■ **Brief**
Look through the records below, and copy out every line that holds the string "title".

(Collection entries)
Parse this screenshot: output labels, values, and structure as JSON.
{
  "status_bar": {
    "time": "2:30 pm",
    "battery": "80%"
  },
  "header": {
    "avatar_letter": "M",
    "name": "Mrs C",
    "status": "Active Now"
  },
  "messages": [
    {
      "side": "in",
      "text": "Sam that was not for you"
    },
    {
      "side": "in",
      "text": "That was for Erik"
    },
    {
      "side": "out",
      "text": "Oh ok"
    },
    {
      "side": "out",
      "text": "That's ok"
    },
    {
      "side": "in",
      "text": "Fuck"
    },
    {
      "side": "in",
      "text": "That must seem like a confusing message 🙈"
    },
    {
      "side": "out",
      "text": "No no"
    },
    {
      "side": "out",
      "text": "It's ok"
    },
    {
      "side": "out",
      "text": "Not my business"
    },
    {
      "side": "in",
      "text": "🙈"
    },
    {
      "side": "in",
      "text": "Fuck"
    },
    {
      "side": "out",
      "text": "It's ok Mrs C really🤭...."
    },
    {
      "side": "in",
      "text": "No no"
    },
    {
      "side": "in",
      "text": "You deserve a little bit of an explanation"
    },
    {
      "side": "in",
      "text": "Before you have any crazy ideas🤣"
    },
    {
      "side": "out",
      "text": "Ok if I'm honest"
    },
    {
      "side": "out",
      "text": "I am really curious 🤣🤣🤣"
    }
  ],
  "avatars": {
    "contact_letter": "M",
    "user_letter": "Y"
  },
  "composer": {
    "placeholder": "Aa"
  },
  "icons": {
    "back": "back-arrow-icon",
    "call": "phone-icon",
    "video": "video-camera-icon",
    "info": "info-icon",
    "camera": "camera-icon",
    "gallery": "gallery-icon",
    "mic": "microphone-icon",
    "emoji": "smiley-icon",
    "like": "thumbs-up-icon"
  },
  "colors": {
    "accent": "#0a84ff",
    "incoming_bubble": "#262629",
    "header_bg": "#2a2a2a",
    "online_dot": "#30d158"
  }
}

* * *

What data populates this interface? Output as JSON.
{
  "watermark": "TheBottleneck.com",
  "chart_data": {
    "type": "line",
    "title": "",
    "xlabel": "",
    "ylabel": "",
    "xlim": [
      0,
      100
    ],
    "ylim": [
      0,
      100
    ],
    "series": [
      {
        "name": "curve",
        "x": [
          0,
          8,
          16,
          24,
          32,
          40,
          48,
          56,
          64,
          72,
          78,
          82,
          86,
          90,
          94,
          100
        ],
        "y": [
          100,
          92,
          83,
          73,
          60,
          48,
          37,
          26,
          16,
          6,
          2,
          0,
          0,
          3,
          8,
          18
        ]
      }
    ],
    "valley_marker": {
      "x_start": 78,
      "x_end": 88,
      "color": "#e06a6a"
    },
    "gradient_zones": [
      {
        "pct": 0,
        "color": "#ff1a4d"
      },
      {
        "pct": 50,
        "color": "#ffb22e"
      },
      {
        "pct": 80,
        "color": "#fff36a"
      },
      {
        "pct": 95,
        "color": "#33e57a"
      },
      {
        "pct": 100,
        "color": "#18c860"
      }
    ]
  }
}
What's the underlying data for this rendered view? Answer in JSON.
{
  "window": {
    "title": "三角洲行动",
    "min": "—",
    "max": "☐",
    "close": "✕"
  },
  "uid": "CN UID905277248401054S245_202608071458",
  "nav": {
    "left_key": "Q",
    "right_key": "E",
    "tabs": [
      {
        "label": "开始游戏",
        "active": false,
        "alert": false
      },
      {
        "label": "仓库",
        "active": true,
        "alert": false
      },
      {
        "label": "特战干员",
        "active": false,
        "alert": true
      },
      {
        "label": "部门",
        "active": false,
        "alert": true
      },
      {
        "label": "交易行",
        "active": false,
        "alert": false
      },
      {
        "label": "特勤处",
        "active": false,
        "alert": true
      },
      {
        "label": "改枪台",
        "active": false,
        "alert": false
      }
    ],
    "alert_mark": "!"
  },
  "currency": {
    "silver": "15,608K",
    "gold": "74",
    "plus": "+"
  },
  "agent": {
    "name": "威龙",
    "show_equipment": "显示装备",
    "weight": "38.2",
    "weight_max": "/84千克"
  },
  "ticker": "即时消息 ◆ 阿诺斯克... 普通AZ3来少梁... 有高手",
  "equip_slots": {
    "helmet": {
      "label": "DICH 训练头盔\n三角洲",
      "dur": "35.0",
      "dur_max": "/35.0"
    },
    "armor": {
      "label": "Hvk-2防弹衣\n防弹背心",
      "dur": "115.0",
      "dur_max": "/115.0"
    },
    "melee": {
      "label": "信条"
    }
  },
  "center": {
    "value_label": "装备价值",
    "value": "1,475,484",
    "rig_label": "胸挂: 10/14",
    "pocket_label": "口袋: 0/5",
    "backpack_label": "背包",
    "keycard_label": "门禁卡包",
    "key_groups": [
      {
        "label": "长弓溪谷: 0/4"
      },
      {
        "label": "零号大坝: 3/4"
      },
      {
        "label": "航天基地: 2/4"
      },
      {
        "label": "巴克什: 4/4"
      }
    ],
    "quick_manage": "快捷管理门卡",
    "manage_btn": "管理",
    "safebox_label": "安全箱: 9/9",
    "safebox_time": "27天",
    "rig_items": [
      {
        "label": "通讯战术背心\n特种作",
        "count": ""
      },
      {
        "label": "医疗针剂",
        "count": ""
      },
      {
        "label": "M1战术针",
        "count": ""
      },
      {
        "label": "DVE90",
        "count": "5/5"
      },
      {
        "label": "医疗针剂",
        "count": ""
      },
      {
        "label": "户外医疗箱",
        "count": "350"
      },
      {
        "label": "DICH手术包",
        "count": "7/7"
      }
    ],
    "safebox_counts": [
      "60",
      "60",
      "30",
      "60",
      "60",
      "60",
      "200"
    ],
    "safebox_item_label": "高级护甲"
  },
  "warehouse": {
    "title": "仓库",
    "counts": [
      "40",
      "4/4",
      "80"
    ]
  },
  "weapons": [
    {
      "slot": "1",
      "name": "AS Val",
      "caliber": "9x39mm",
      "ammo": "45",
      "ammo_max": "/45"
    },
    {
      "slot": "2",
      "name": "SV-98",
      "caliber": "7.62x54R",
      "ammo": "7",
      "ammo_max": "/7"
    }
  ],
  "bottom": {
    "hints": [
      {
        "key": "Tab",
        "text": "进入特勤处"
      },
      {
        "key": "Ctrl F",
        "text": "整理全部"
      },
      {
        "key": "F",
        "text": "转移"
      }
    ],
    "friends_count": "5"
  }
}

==

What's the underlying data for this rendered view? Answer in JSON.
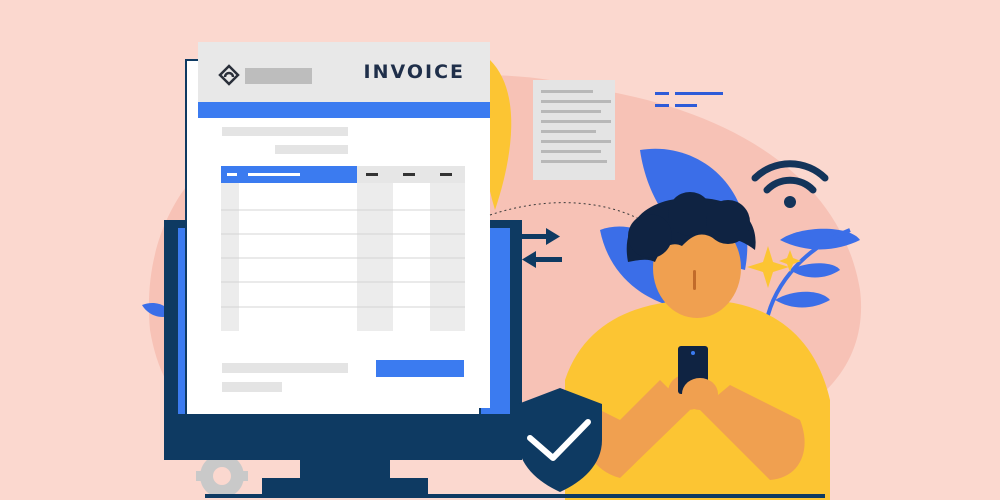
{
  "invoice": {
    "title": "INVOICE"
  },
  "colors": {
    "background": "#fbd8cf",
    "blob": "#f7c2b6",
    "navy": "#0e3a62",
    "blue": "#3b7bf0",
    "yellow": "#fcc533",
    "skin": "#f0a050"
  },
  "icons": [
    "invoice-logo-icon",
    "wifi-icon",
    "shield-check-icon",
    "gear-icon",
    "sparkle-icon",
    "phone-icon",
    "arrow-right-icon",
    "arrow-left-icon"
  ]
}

■ **Completed exercise**
    "title": "",
    "title": "三角洲行动",
    "title": "仓库",
    "title": "INVOICE"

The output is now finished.